• Task details: The whole listing is to be set down again without alteration.

• Listed records:
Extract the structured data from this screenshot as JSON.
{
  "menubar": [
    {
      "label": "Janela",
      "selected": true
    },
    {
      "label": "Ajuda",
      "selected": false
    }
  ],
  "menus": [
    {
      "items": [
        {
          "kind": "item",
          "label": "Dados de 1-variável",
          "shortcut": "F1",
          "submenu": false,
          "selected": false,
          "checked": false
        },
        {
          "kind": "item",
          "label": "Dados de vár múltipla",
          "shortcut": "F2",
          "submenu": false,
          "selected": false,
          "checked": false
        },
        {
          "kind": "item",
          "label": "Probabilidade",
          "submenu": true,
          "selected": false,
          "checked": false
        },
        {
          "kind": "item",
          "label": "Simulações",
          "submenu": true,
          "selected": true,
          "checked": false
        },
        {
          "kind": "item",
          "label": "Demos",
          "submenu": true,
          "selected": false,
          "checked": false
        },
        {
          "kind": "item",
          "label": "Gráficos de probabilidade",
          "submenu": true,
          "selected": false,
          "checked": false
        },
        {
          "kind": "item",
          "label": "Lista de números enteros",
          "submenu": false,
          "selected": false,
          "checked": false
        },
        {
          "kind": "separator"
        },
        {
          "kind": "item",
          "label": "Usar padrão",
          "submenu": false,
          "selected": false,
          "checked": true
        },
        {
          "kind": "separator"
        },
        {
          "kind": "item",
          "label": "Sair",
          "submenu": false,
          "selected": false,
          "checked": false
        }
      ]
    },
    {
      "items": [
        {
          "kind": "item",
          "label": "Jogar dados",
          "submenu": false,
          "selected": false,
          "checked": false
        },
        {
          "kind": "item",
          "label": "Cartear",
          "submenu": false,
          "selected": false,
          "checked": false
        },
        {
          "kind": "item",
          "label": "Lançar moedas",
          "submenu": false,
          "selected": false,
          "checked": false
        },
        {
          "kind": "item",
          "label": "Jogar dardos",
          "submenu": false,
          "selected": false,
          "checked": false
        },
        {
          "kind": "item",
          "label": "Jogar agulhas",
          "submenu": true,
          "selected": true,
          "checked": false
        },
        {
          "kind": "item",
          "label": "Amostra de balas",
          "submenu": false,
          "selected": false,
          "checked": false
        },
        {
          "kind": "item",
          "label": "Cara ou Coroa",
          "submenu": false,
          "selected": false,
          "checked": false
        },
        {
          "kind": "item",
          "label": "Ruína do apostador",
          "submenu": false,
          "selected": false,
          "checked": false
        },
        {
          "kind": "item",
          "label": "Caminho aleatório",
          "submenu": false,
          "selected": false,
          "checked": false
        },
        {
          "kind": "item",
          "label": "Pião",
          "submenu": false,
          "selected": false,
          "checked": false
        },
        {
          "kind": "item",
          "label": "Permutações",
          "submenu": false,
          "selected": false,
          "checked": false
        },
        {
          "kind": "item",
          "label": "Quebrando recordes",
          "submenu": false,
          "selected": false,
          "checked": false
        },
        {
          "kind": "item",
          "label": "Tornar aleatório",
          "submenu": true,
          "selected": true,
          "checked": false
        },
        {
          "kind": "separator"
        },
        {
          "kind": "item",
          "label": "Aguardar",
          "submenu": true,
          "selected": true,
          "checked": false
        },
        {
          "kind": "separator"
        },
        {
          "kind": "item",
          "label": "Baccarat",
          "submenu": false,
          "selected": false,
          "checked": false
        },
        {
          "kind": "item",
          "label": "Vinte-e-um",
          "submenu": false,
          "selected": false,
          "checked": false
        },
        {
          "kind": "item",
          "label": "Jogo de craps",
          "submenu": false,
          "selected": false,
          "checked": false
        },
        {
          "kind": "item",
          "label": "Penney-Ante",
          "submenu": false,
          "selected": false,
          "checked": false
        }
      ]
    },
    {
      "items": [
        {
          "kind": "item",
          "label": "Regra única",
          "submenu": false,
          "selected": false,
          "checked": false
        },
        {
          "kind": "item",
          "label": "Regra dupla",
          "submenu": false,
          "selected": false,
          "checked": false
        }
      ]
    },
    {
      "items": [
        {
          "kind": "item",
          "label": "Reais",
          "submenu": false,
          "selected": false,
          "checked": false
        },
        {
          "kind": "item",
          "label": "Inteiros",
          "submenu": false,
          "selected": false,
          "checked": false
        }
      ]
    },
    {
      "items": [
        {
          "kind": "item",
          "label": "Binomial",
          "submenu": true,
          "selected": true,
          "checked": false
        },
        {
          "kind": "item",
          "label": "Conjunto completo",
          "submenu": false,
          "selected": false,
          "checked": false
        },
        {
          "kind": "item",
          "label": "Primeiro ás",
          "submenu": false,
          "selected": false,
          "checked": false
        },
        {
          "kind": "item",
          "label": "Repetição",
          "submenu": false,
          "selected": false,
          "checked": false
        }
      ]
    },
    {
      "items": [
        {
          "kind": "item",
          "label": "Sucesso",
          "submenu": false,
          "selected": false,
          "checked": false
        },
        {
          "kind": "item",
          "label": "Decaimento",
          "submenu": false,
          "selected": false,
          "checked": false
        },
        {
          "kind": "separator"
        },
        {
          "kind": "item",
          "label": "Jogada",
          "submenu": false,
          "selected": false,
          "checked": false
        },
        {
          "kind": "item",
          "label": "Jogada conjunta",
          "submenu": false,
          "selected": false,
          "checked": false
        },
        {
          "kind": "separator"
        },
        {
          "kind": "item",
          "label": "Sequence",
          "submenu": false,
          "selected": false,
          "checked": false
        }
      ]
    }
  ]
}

• Problem solution:
Extract the structured data from this screenshot as JSON.
{
  "menubar": [
    {
      "label": "Janela",
      "selected": true
    },
    {
      "label": "Ajuda",
      "selected": false
    }
  ],
  "menus": [
    {
      "items": [
        {
          "kind": "item",
          "label": "Dados de 1-variável",
          "shortcut": "F1",
          "submenu": false,
          "selected": false,
          "checked": false
        },
        {
          "kind": "item",
          "label": "Dados de vár múltipla",
          "shortcut": "F2",
          "submenu": false,
          "selected": false,
          "checked": false
        },
        {
          "kind": "item",
          "label": "Probabilidade",
          "submenu": true,
          "selected": false,
          "checked": false
        },
        {
          "kind": "item",
          "label": "Simulações",
          "submenu": true,
          "selected": true,
          "checked": false
        },
        {
          "kind": "item",
          "label": "Demos",
          "submenu": true,
          "selected": false,
          "checked": false
        },
        {
          "kind": "item",
          "label": "Gráficos de probabilidade",
          "submenu": true,
          "selected": false,
          "checked": false
        },
        {
          "kind": "item",
          "label": "Lista de números enteros",
          "submenu": false,
          "selected": false,
          "checked": false
        },
        {
          "kind": "separator"
        },
        {
          "kind": "item",
          "label": "Usar padrão",
          "submenu": false,
          "selected": false,
          "checked": true
        },
        {
          "kind": "separator"
        },
        {
          "kind": "item",
          "label": "Sair",
          "submenu": false,
          "selected": false,
          "checked": false
        }
      ]
    },
    {
      "items": [
        {
          "kind": "item",
          "label": "Jogar dados",
          "submenu": false,
          "selected": false,
          "checked": false
        },
        {
          "kind": "item",
          "label": "Cartear",
          "submenu": false,
          "selected": false,
          "checked": false
        },
        {
          "kind": "item",
          "label": "Lançar moedas",
          "submenu": false,
          "selected": false,
          "checked": false
        },
        {
          "kind": "item",
          "label": "Jogar dardos",
          "submenu": false,
          "selected": false,
          "checked": false
        },
        {
          "kind": "item",
          "label": "Jogar agulhas",
          "submenu": true,
          "selected": true,
          "checked": false
        },
        {
          "kind": "item",
          "label": "Amostra de balas",
          "submenu": false,
          "selected": false,
          "checked": false
        },
        {
          "kind": "item",
          "label": "Cara ou Coroa",
          "submenu": false,
          "selected": false,
          "checked": false
        },
        {
          "kind": "item",
          "label": "Ruína do apostador",
          "submenu": false,
          "selected": false,
          "checked": false
        },
        {
          "kind": "item",
          "label": "Caminho aleatório",
          "submenu": false,
          "selected": false,
          "checked": false
        },
        {
          "kind": "item",
          "label": "Pião",
          "submenu": false,
          "selected": false,
          "checked": false
        },
        {
          "kind": "item",
          "label": "Permutações",
          "submenu": false,
          "selected": false,
          "checked": false
        },
        {
          "kind": "item",
          "label": "Quebrando recordes",
          "submenu": false,
          "selected": false,
          "checked": false
        },
        {
          "kind": "item",
          "label": "Tornar aleatório",
          "submenu": true,
          "selected": true,
          "checked": false
        },
        {
          "kind": "separator"
        },
        {
          "kind": "item",
          "label": "Aguardar",
          "submenu": true,
          "selected": true,
          "checked": false
        },
        {
          "kind": "separator"
        },
        {
          "kind": "item",
          "label": "Baccarat",
          "submenu": false,
          "selected": false,
          "checked": false
        },
        {
          "kind": "item",
          "label": "Vinte-e-um",
          "submenu": false,
          "selected": false,
          "checked": false
        },
        {
          "kind": "item",
          "label": "Jogo de craps",
          "submenu": false,
          "selected": false,
          "checked": false
        },
        {
          "kind": "item",
          "label": "Penney-Ante",
          "submenu": false,
          "selected": false,
          "checked": false
        }
      ]
    },
    {
      "items": [
        {
          "kind": "item",
          "label": "Regra única",
          "submenu": false,
          "selected": false,
          "checked": false
        },
        {
          "kind": "item",
          "label": "Regra dupla",
          "submenu": false,
          "selected": false,
          "checked": false
        }
      ]
    },
    {
      "items": [
        {
          "kind": "item",
          "label": "Reais",
          "submenu": false,
          "selected": false,
          "checked": false
        },
        {
          "kind": "item",
          "label": "Inteiros",
          "submenu": false,
          "selected": false,
          "checked": false
        }
      ]
    },
    {
      "items": [
        {
          "kind": "item",
          "label": "Binomial",
          "submenu": true,
          "selected": true,
          "checked": false
        },
        {
          "kind": "item",
          "label": "Conjunto completo",
          "submenu": false,
          "selected": false,
          "checked": false
        },
        {
          "kind": "item",
          "label": "Primeiro ás",
          "submenu": false,
          "selected": false,
          "checked": false
        },
        {
          "kind": "item",
          "label": "Repetição",
          "submenu": false,
          "selected": false,
          "checked": false
        }
      ]
    },
    {
      "items": [
        {
          "kind": "item",
          "label": "Sucesso",
          "submenu": false,
          "selected": false,
          "checked": false
        },
        {
          "kind": "item",
          "label": "Decaimento",
          "submenu": false,
          "selected": false,
          "checked": false
        },
        {
          "kind": "separator"
        },
        {
          "kind": "item",
          "label": "Jogada",
          "submenu": false,
          "selected": false,
          "checked": false
        },
        {
          "kind": "item",
          "label": "Jogada conjunta",
          "submenu": false,
          "selected": false,
          "checked": false
        },
        {
          "kind": "separator"
        },
        {
          "kind": "item",
          "label": "Sequence",
          "submenu": false,
          "selected": false,
          "checked": false
        }
      ]
    }
  ]
}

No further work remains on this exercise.